Mazie emulated her mother and grandmother’s independence and quiet resolve not to be defined by the tradition roles assigned to Japanese women and not acquiescing to the destructive stereotypical expectations of Asian women as sexual playthings and silent servants proscribed by the west.

Hirono also cites Betty Freidan’s seminal manifesto The Feminine Mystique for breaking through the boundaries of misogyny, and the entrenched sexism that persisted in the halls of Congress. In Hawaii she fought stoically to achieve her goals to improve education, job rights, and civil rights for Native Hawaiians and for Asian immigrants. The humanitarian concerns for refugees have been a lifelong cause.
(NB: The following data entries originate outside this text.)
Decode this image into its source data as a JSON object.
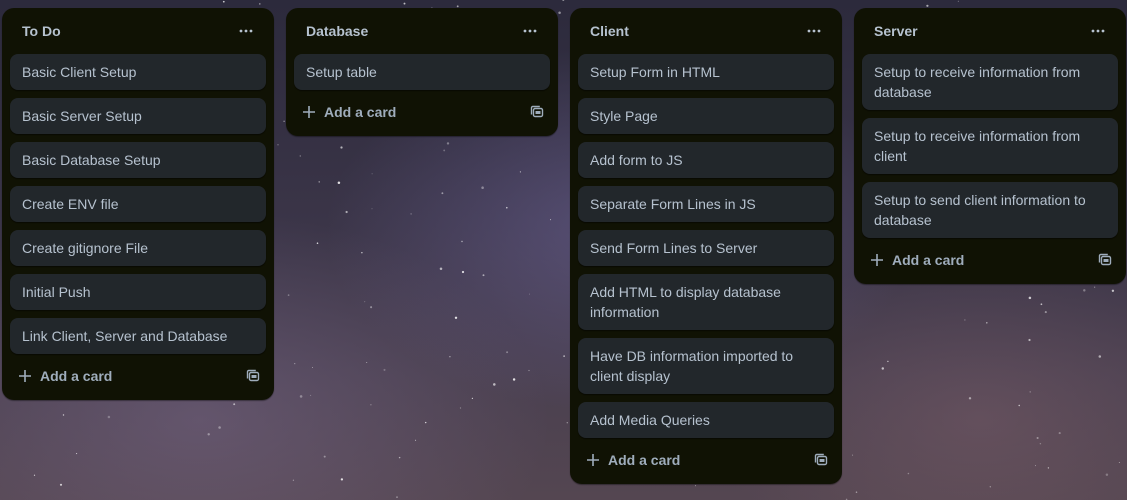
{
  "lists": [
    {
      "title": "To Do",
      "cards": [
        "Basic Client Setup",
        "Basic Server Setup",
        "Basic Database Setup",
        "Create ENV file",
        "Create gitignore File",
        "Initial Push",
        "Link Client, Server and Database"
      ],
      "add_label": "Add a card"
    },
    {
      "title": "Database",
      "cards": [
        "Setup table"
      ],
      "add_label": "Add a card"
    },
    {
      "title": "Client",
      "cards": [
        "Setup Form in HTML",
        "Style Page",
        "Add form to JS",
        "Separate Form Lines in JS",
        "Send Form Lines to Server",
        "Add HTML to display database information",
        "Have DB information imported to client display",
        "Add Media Queries"
      ],
      "add_label": "Add a card"
    },
    {
      "title": "Server",
      "cards": [
        "Setup to receive information from database",
        "Setup to receive information from client",
        "Setup to send client information to database"
      ],
      "add_label": "Add a card"
    }
  ],
  "icons": {
    "list_menu": "ellipsis-icon",
    "add": "plus-icon",
    "template": "card-template-icon"
  },
  "colors": {
    "list_background": "#101204",
    "card_background": "#22272b",
    "text": "#b6c2cf",
    "muted_text": "#9fadbc"
  }
}
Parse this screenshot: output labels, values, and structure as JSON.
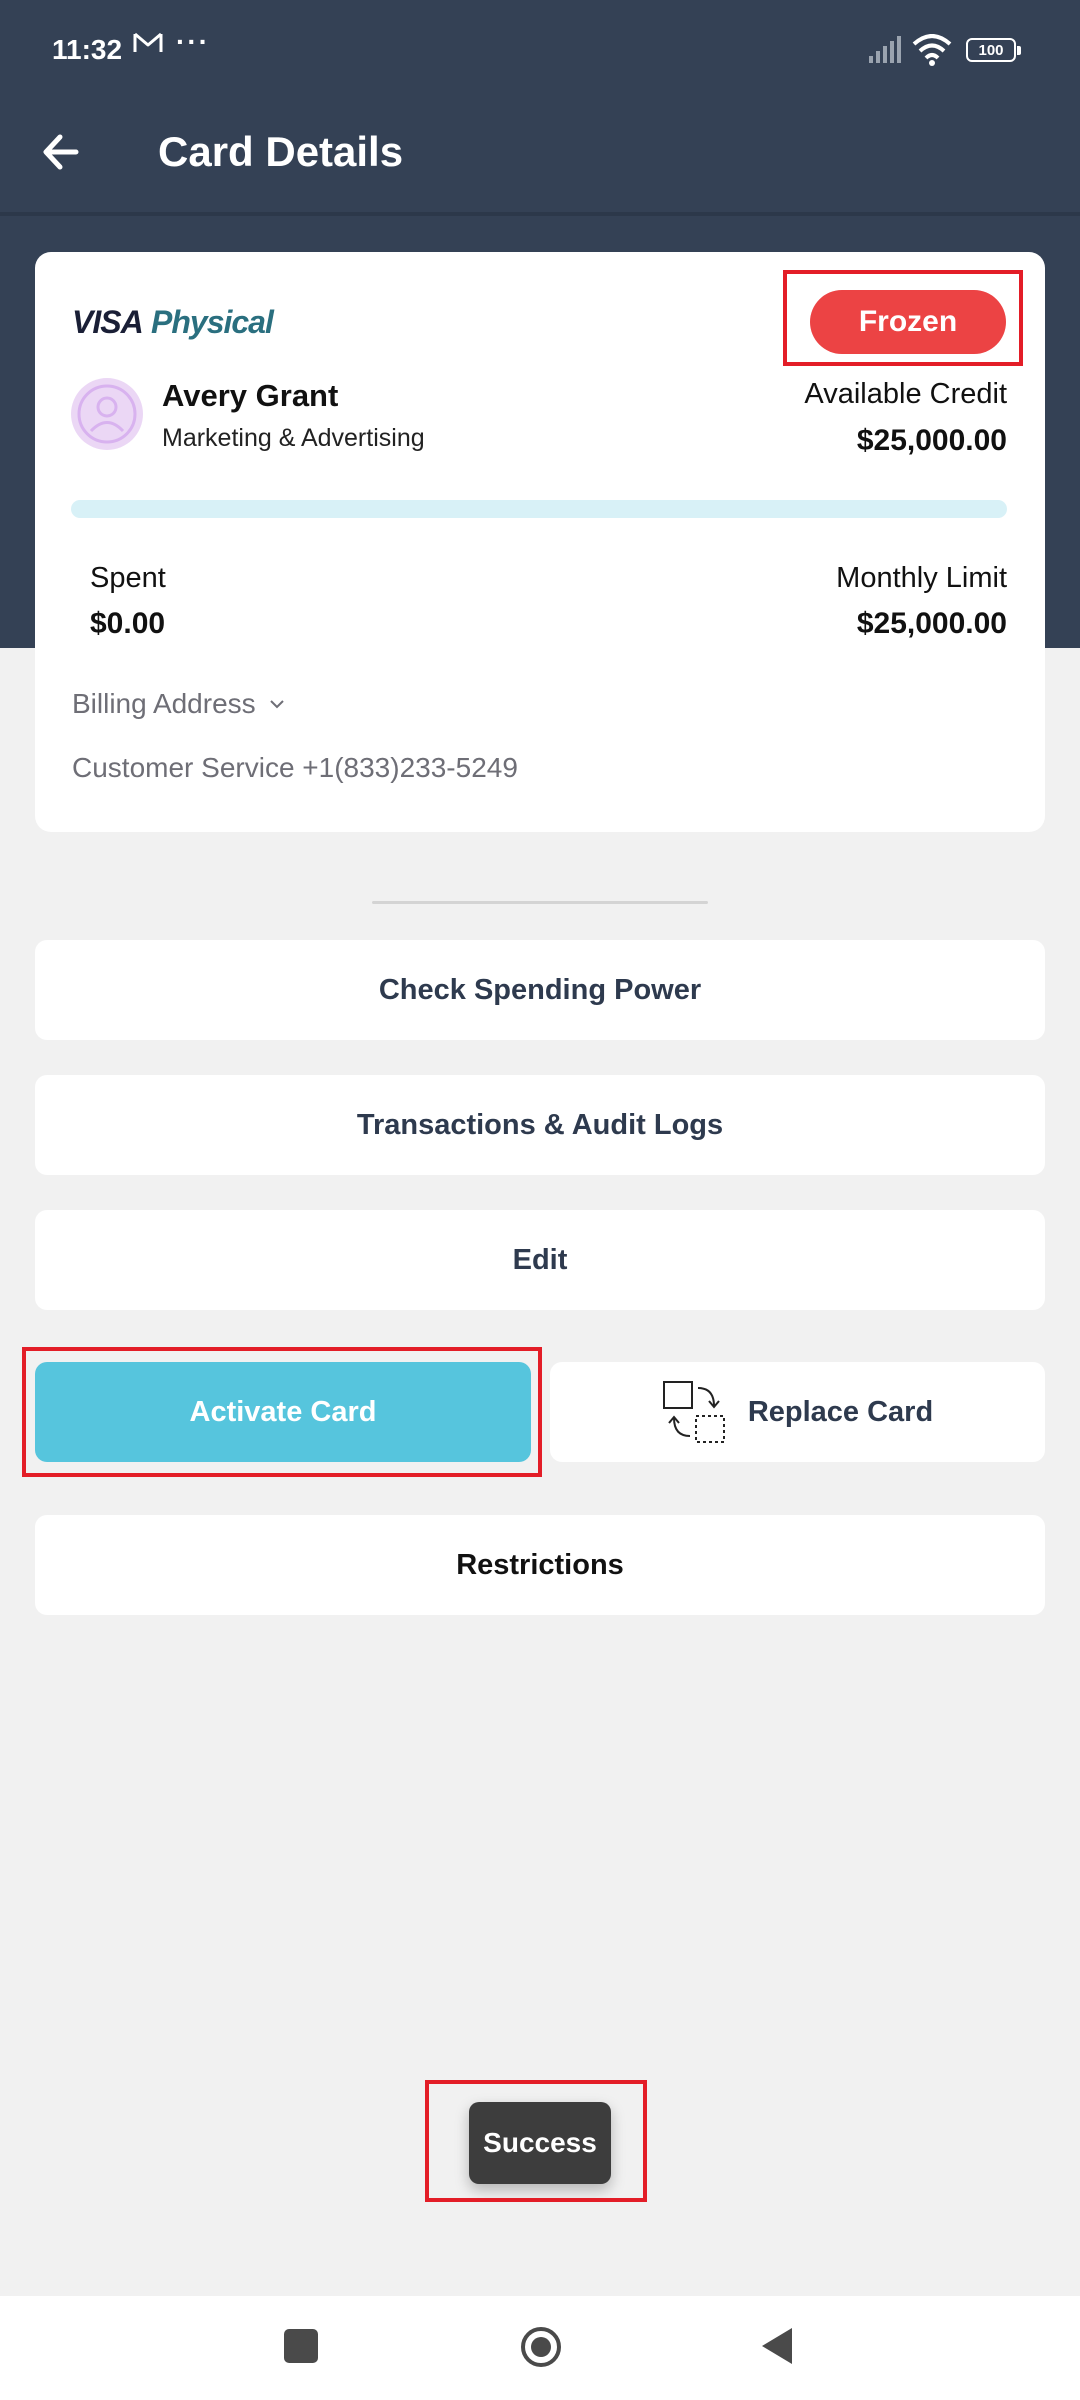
{
  "status_bar": {
    "time": "11:32",
    "dots": "···",
    "battery": "100"
  },
  "header": {
    "title": "Card Details"
  },
  "card": {
    "brand": "VISA",
    "type": "Physical",
    "status": "Frozen",
    "holder_name": "Avery Grant",
    "department": "Marketing & Advertising",
    "available_credit_label": "Available Credit",
    "available_credit": "$25,000.00",
    "spent_fraction": 0.0,
    "spent_label": "Spent",
    "spent": "$0.00",
    "monthly_limit_label": "Monthly Limit",
    "monthly_limit": "$25,000.00",
    "billing_address_label": "Billing Address",
    "customer_service": "Customer Service +1(833)233-5249"
  },
  "actions": {
    "check_spending_power": "Check Spending Power",
    "transactions": "Transactions & Audit Logs",
    "edit": "Edit",
    "activate_card": "Activate Card",
    "replace_card": "Replace Card",
    "restrictions": "Restrictions"
  },
  "toast": {
    "message": "Success"
  },
  "colors": {
    "header_bg": "#344155",
    "accent": "#56c5dd",
    "frozen": "#ec4344",
    "highlight": "#e31d27"
  },
  "icons": {
    "back": "arrow-left-icon",
    "avatar": "user-avatar-icon",
    "replace": "replace-card-icon",
    "chevron": "chevron-down-icon"
  }
}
From preserving Indigenous Hawaiian languages, to a slate of educational initiatives for underserved or ignored communities to fighting sexism, racism, and anti-GLBTQ discrimination, Hirono didn’t slow down even when, in 2017 she was still recovering from cancer surgery but was on the Senate floor to give a moving speech to stop the Republicans from repealing Obamacare.    

Her progressive reforms have improved the lives of millions of Americans. Hirono is very candid about the serious relationships in her life and about her personal faults that contributed to breakups.

Hirono’s meticulous strategies were effective, but she was not a high-profile media politician. This changed during the Trump administration; she came out fighting and instead of euphemistic language on the floor of the Senate she would directly call out or confront Republicans or operatives in the Trump administration. Speaking out against the horrific policies of child separation of refugees at the border. Hirono knew firsthand how much a child can be traumatized by being separated from their parents at an early age. The issue was close to her heart after she witnessed the harmful effects on her younger brother Wayne.

Hirono took on other bullies in power, too. In 2020, she confronted AG Bill Barr on the Senate floor hearing with a litany of his abuses of power to legally shield Trump and a list of questionable actions against people Trump did not like. The smug AG literally could not respond there was so much truth in Hirono’s condemnation of his actions. it took Lindsay Graham, the committee’s chairman, to begin shrieking at Hirono, accusing her of “slandering” Barr from “top to bottom.” 

An unfazed Hirono did not back down. Her personal life and her life as a public servant, are an ongoing profile in courage. The Senator’s memoir is a beacon of hope that integrity and truth is in the capital in this cynical and perilous time.